Whether they inspire delight, or simply serve their daily function of admitting light, the windows of Princeton University are unquestionably an integral part of the campus's personality. When designed correctly, a window can be both efficient and evocative, complementing the diverse architecture for which the University is so well known. The next time you're strolling through campus, take note of the windows you see — and notice how their reflections and moods sometimes change with the time of day and from season to season.
Fall leaves reflect in a window of Dod Hall, an upperclassman dormitory from the late 19th century that was one of the last University buildings designed in Italian Renaissance style. (Photo by John Jameson)
Sherrerd Hall uses subtle architectural details to blend in with neighboring campus buildings. One such touch is the use of white ceramic glazes known as frits on the windows to help soften the edges of the glass structure; this also makes the building more energy-efficient by reducing the amount of sunlight that enters. The nearby Mudd Manuscript Library is shown through the windows of Sherrerd Hall. (Photo by Brian Wilson)

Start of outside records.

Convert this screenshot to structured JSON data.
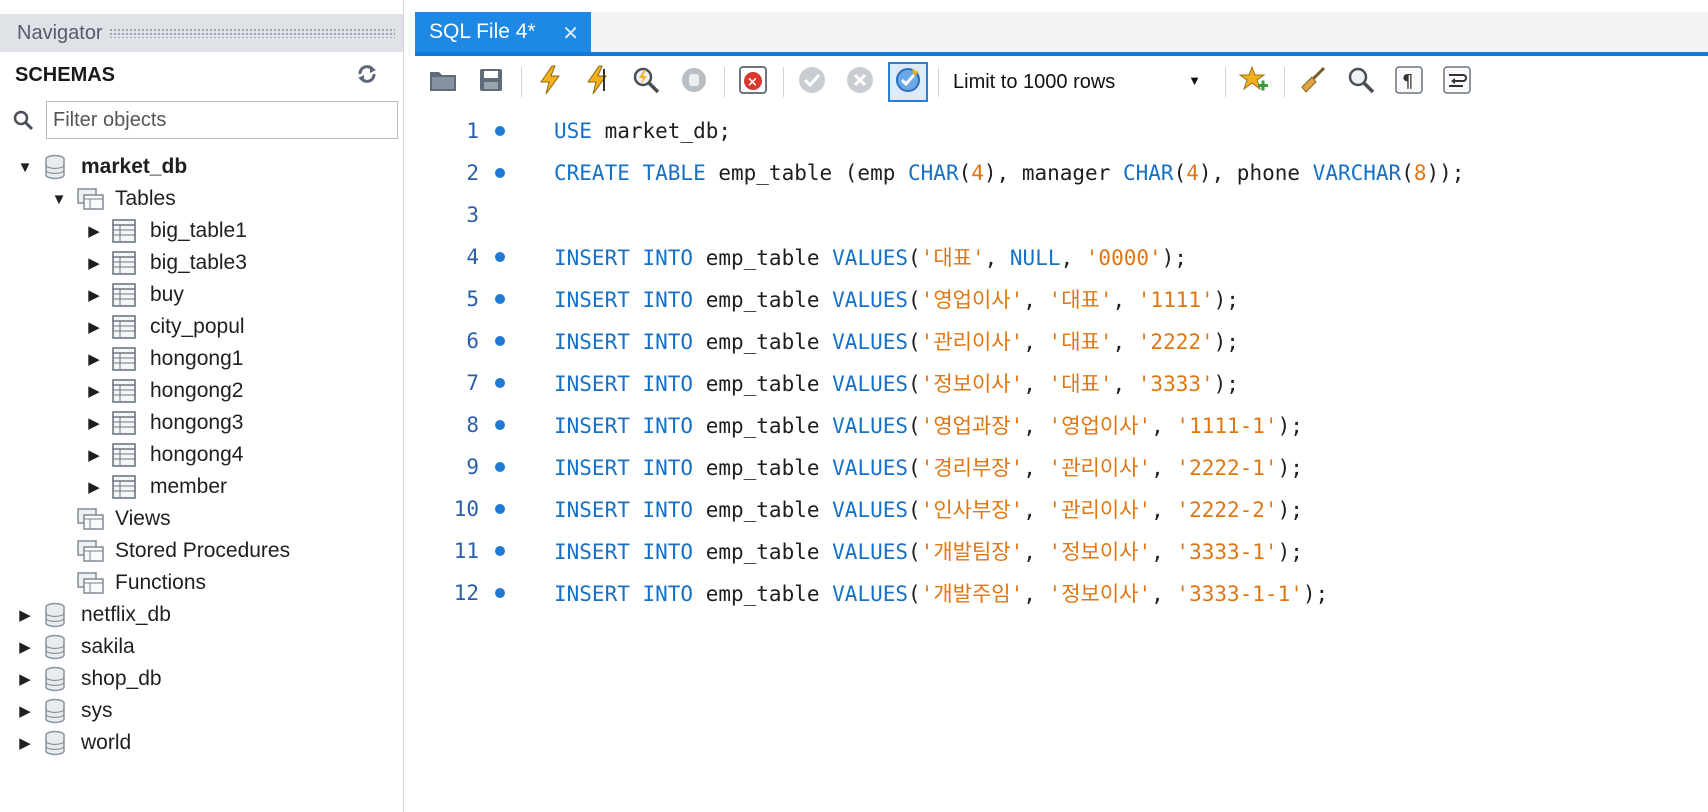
{
  "navigator": {
    "title": "Navigator",
    "schemas_label": "SCHEMAS",
    "filter_placeholder": "Filter objects",
    "tree": [
      {
        "label": "market_db",
        "level": 0,
        "type": "db",
        "expanded": true,
        "bold": true
      },
      {
        "label": "Tables",
        "level": 1,
        "type": "folder",
        "expanded": true
      },
      {
        "label": "big_table1",
        "level": 2,
        "type": "table",
        "expanded": false
      },
      {
        "label": "big_table3",
        "level": 2,
        "type": "table",
        "expanded": false
      },
      {
        "label": "buy",
        "level": 2,
        "type": "table",
        "expanded": false
      },
      {
        "label": "city_popul",
        "level": 2,
        "type": "table",
        "expanded": false
      },
      {
        "label": "hongong1",
        "level": 2,
        "type": "table",
        "expanded": false
      },
      {
        "label": "hongong2",
        "level": 2,
        "type": "table",
        "expanded": false
      },
      {
        "label": "hongong3",
        "level": 2,
        "type": "table",
        "expanded": false
      },
      {
        "label": "hongong4",
        "level": 2,
        "type": "table",
        "expanded": false
      },
      {
        "label": "member",
        "level": 2,
        "type": "table",
        "expanded": false
      },
      {
        "label": "Views",
        "level": 1,
        "type": "folder",
        "leaf": true
      },
      {
        "label": "Stored Procedures",
        "level": 1,
        "type": "folder",
        "leaf": true
      },
      {
        "label": "Functions",
        "level": 1,
        "type": "folder",
        "leaf": true
      },
      {
        "label": "netflix_db",
        "level": 0,
        "type": "db",
        "expanded": false
      },
      {
        "label": "sakila",
        "level": 0,
        "type": "db",
        "expanded": false
      },
      {
        "label": "shop_db",
        "level": 0,
        "type": "db",
        "expanded": false
      },
      {
        "label": "sys",
        "level": 0,
        "type": "db",
        "expanded": false
      },
      {
        "label": "world",
        "level": 0,
        "type": "db",
        "expanded": false
      }
    ]
  },
  "editor": {
    "tab_label": "SQL File 4*",
    "limit_label": "Limit to 1000 rows",
    "lines": [
      {
        "n": "1",
        "dot": true,
        "tokens": [
          [
            "kw",
            "USE"
          ],
          [
            "plain",
            " market_db;"
          ]
        ]
      },
      {
        "n": "2",
        "dot": true,
        "tokens": [
          [
            "kw",
            "CREATE TABLE"
          ],
          [
            "plain",
            " emp_table (emp "
          ],
          [
            "kw",
            "CHAR"
          ],
          [
            "plain",
            "("
          ],
          [
            "num",
            "4"
          ],
          [
            "plain",
            "), manager "
          ],
          [
            "kw",
            "CHAR"
          ],
          [
            "plain",
            "("
          ],
          [
            "num",
            "4"
          ],
          [
            "plain",
            "), phone "
          ],
          [
            "kw",
            "VARCHAR"
          ],
          [
            "plain",
            "("
          ],
          [
            "num",
            "8"
          ],
          [
            "plain",
            "));"
          ]
        ]
      },
      {
        "n": "3",
        "dot": false,
        "tokens": []
      },
      {
        "n": "4",
        "dot": true,
        "tokens": [
          [
            "kw",
            "INSERT INTO"
          ],
          [
            "plain",
            " emp_table "
          ],
          [
            "kw",
            "VALUES"
          ],
          [
            "plain",
            "("
          ],
          [
            "str",
            "'대표'"
          ],
          [
            "plain",
            ", "
          ],
          [
            "kw",
            "NULL"
          ],
          [
            "plain",
            ", "
          ],
          [
            "str",
            "'0000'"
          ],
          [
            "plain",
            ");"
          ]
        ]
      },
      {
        "n": "5",
        "dot": true,
        "tokens": [
          [
            "kw",
            "INSERT INTO"
          ],
          [
            "plain",
            " emp_table "
          ],
          [
            "kw",
            "VALUES"
          ],
          [
            "plain",
            "("
          ],
          [
            "str",
            "'영업이사'"
          ],
          [
            "plain",
            ", "
          ],
          [
            "str",
            "'대표'"
          ],
          [
            "plain",
            ", "
          ],
          [
            "str",
            "'1111'"
          ],
          [
            "plain",
            ");"
          ]
        ]
      },
      {
        "n": "6",
        "dot": true,
        "tokens": [
          [
            "kw",
            "INSERT INTO"
          ],
          [
            "plain",
            " emp_table "
          ],
          [
            "kw",
            "VALUES"
          ],
          [
            "plain",
            "("
          ],
          [
            "str",
            "'관리이사'"
          ],
          [
            "plain",
            ", "
          ],
          [
            "str",
            "'대표'"
          ],
          [
            "plain",
            ", "
          ],
          [
            "str",
            "'2222'"
          ],
          [
            "plain",
            ");"
          ]
        ]
      },
      {
        "n": "7",
        "dot": true,
        "tokens": [
          [
            "kw",
            "INSERT INTO"
          ],
          [
            "plain",
            " emp_table "
          ],
          [
            "kw",
            "VALUES"
          ],
          [
            "plain",
            "("
          ],
          [
            "str",
            "'정보이사'"
          ],
          [
            "plain",
            ", "
          ],
          [
            "str",
            "'대표'"
          ],
          [
            "plain",
            ", "
          ],
          [
            "str",
            "'3333'"
          ],
          [
            "plain",
            ");"
          ]
        ]
      },
      {
        "n": "8",
        "dot": true,
        "tokens": [
          [
            "kw",
            "INSERT INTO"
          ],
          [
            "plain",
            " emp_table "
          ],
          [
            "kw",
            "VALUES"
          ],
          [
            "plain",
            "("
          ],
          [
            "str",
            "'영업과장'"
          ],
          [
            "plain",
            ", "
          ],
          [
            "str",
            "'영업이사'"
          ],
          [
            "plain",
            ", "
          ],
          [
            "str",
            "'1111-1'"
          ],
          [
            "plain",
            ");"
          ]
        ]
      },
      {
        "n": "9",
        "dot": true,
        "tokens": [
          [
            "kw",
            "INSERT INTO"
          ],
          [
            "plain",
            " emp_table "
          ],
          [
            "kw",
            "VALUES"
          ],
          [
            "plain",
            "("
          ],
          [
            "str",
            "'경리부장'"
          ],
          [
            "plain",
            ", "
          ],
          [
            "str",
            "'관리이사'"
          ],
          [
            "plain",
            ", "
          ],
          [
            "str",
            "'2222-1'"
          ],
          [
            "plain",
            ");"
          ]
        ]
      },
      {
        "n": "10",
        "dot": true,
        "tokens": [
          [
            "kw",
            "INSERT INTO"
          ],
          [
            "plain",
            " emp_table "
          ],
          [
            "kw",
            "VALUES"
          ],
          [
            "plain",
            "("
          ],
          [
            "str",
            "'인사부장'"
          ],
          [
            "plain",
            ", "
          ],
          [
            "str",
            "'관리이사'"
          ],
          [
            "plain",
            ", "
          ],
          [
            "str",
            "'2222-2'"
          ],
          [
            "plain",
            ");"
          ]
        ]
      },
      {
        "n": "11",
        "dot": true,
        "tokens": [
          [
            "kw",
            "INSERT INTO"
          ],
          [
            "plain",
            " emp_table "
          ],
          [
            "kw",
            "VALUES"
          ],
          [
            "plain",
            "("
          ],
          [
            "str",
            "'개발팀장'"
          ],
          [
            "plain",
            ", "
          ],
          [
            "str",
            "'정보이사'"
          ],
          [
            "plain",
            ", "
          ],
          [
            "str",
            "'3333-1'"
          ],
          [
            "plain",
            ");"
          ]
        ]
      },
      {
        "n": "12",
        "dot": true,
        "tokens": [
          [
            "kw",
            "INSERT INTO"
          ],
          [
            "plain",
            " emp_table "
          ],
          [
            "kw",
            "VALUES"
          ],
          [
            "plain",
            "("
          ],
          [
            "str",
            "'개발주임'"
          ],
          [
            "plain",
            ", "
          ],
          [
            "str",
            "'정보이사'"
          ],
          [
            "plain",
            ", "
          ],
          [
            "str",
            "'3333-1-1'"
          ],
          [
            "plain",
            ");"
          ]
        ]
      }
    ]
  },
  "colors": {
    "keyword": "#1670c6",
    "string": "#e07612",
    "tab_active": "#1e88e5"
  }
}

The statesman Adlai Stevenson II, a member of the Class of 1922, was famed for his international diplomacy, particularly during the Cuban Missile Crisis. Upon his death in 1965, his Princeton classmates memorialized Stevenson through a special stained-glass window installed in the University Chapel. (Photo by Denise Applewhite)
Scarlet leaves frame exterior windows of the Princeton University Art Museum's Medieval, Byzantine and Islamic gallery room, which reopened in 2010. While the windows retain the shape from their 1929 design, specially laminated and glazed panes later replaced the galleries' original leaded windows to better control humidity, which is critical inside the museum. (Photo by Denise Applewhite)
The Frick Chemistry Laboratory opened in 2010 and includes a number of energy-efficient features, including photovoltaic roof panels and high-tech windows covering much of the interior facade that both admit a great deal of light and conserve energy. (Photo by Denise Applewhite)